Andy Dreyfuss (Angel Investor and Partner with Venn Capital) didn’t see himself becoming an investor after he graduated from Santa Clara University with a degree in Economics. In fact, Andy spent many years employed at some well-known organizations (Apple, SAP, Coca-Cola) before finding his niche as a successful investor.
Motivated by Atlanta traffic, Andy and his family moved to Winston-Salem in 2002, where he took on the position of Director of the Career Management for the Babcock Graduate School of Management at Wake Forest University. In this position, Andy worked directly with the students, most of whom had dropped out of the workforce in order to explore other opportunities. “You were a Honda, you want to be an Acura. We can do that, but we have very little time.” It was in this role that Andy first learned of the Piedmont Angel Network (PAN).
“The whole premise of getting involved in something early and seeing it grow and hopefully adding value along the way, and if it all works out, there’s a very healthy return.”
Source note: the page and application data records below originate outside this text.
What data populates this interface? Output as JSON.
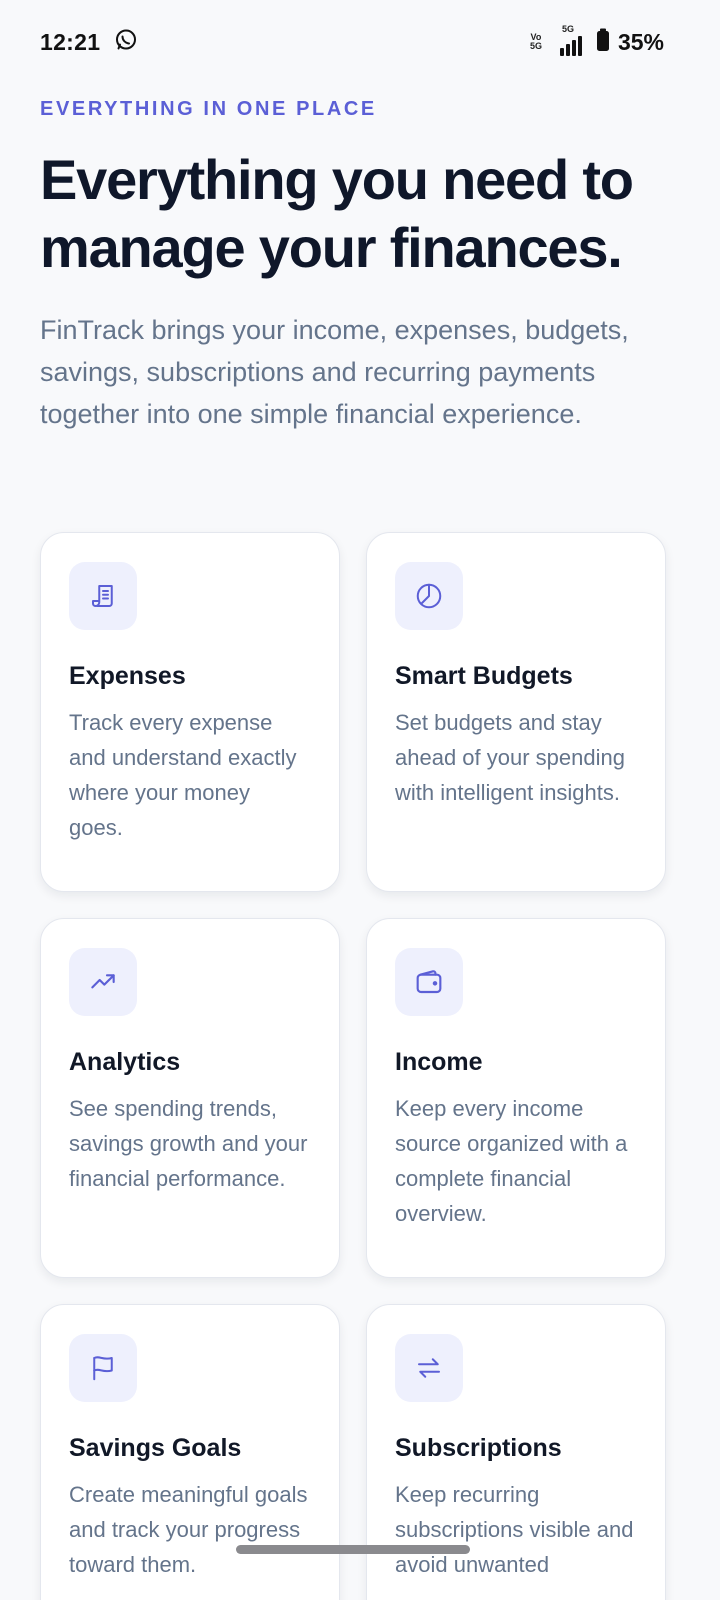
{
  "status_bar": {
    "time": "12:21",
    "network_top": "Vo",
    "network_bottom": "5G",
    "signal_label": "5G",
    "battery": "35%"
  },
  "hero": {
    "eyebrow": "EVERYTHING IN ONE PLACE",
    "headline": "Everything you need to manage your finances.",
    "intro": "FinTrack brings your income, expenses, budgets, savings, subscriptions and recurring payments together into one simple financial experience."
  },
  "features": [
    {
      "icon": "receipt-icon",
      "title": "Expenses",
      "description": "Track every expense and understand exactly where your money goes."
    },
    {
      "icon": "pie-chart-icon",
      "title": "Smart Budgets",
      "description": "Set budgets and stay ahead of your spending with intelligent insights."
    },
    {
      "icon": "trending-up-icon",
      "title": "Analytics",
      "description": "See spending trends, savings growth and your financial performance."
    },
    {
      "icon": "wallet-icon",
      "title": "Income",
      "description": "Keep every income source organized with a complete financial overview."
    },
    {
      "icon": "flag-icon",
      "title": "Savings Goals",
      "description": "Create meaningful goals and track your progress toward them."
    },
    {
      "icon": "repeat-icon",
      "title": "Subscriptions",
      "description": "Keep recurring subscriptions visible and avoid unwanted"
    }
  ],
  "colors": {
    "accent": "#5b5fd6",
    "icon_background": "#eef0fd",
    "heading": "#0f172a",
    "body_text": "#64748b",
    "page_background": "#f8f9fb"
  }
}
Andy speaks very highly of his experience with the Piedmont Angel Network and Venn Capital, which sound similar, but are actually very different entities. Angel groups are a network around the country. “Credited investors get together and pay some dues, and that gives them the right to come to meeting and invest in your startup,” said Andy. “Not the obligation, but the right. It’s easy to get people in the room, it’s not necessarily easy to get them to invest.” Capital funds are different. They go out and solicit investors up front for the money, and then the group votes on where that capital goes.
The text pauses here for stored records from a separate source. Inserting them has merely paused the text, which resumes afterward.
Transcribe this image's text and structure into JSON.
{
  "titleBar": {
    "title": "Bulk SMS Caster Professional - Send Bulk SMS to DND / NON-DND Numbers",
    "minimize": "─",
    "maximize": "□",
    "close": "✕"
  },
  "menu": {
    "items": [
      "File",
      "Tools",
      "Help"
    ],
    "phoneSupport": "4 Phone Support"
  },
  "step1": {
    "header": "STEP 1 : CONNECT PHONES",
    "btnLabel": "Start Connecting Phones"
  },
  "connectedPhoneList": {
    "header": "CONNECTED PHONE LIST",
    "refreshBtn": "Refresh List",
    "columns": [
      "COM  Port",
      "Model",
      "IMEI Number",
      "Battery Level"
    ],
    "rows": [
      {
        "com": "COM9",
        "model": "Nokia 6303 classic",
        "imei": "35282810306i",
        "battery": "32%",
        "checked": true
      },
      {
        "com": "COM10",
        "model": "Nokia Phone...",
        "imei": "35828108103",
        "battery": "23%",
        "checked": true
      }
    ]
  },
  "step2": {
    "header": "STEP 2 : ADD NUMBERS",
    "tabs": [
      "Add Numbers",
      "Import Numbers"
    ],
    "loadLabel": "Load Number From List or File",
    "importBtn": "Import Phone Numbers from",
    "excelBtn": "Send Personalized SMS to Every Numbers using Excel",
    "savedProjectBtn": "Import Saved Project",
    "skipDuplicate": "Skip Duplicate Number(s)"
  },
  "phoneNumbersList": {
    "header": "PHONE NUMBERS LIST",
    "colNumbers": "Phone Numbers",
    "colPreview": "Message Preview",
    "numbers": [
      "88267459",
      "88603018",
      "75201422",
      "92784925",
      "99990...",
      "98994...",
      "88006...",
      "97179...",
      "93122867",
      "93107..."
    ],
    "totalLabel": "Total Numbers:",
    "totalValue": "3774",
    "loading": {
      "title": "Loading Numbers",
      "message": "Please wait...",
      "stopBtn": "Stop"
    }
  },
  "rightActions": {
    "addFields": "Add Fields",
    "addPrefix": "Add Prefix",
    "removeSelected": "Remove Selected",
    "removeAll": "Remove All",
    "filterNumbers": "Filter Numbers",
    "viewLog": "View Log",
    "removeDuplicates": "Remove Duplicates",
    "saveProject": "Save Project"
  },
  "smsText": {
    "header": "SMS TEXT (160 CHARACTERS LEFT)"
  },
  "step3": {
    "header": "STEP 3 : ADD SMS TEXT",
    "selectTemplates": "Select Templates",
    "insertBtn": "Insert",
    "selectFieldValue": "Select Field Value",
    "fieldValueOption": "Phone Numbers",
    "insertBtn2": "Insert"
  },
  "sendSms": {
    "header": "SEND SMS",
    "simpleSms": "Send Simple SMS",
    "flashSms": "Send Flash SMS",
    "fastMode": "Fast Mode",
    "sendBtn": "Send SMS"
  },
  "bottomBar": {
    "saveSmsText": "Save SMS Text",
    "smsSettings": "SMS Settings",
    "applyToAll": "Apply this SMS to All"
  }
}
So what advice does Andy have for an aspiring entrepreneur who’s hoping to present in front of one of these types of investor groups? “The investors want to see the problem statement and the solution, the customers, the business model wrapped around the problem, solution, customers. They want to understand your financial needs, and how long it will take, and what their exit strategy is. And who will buy their business? Investors only get paid if someone buys out their shares.”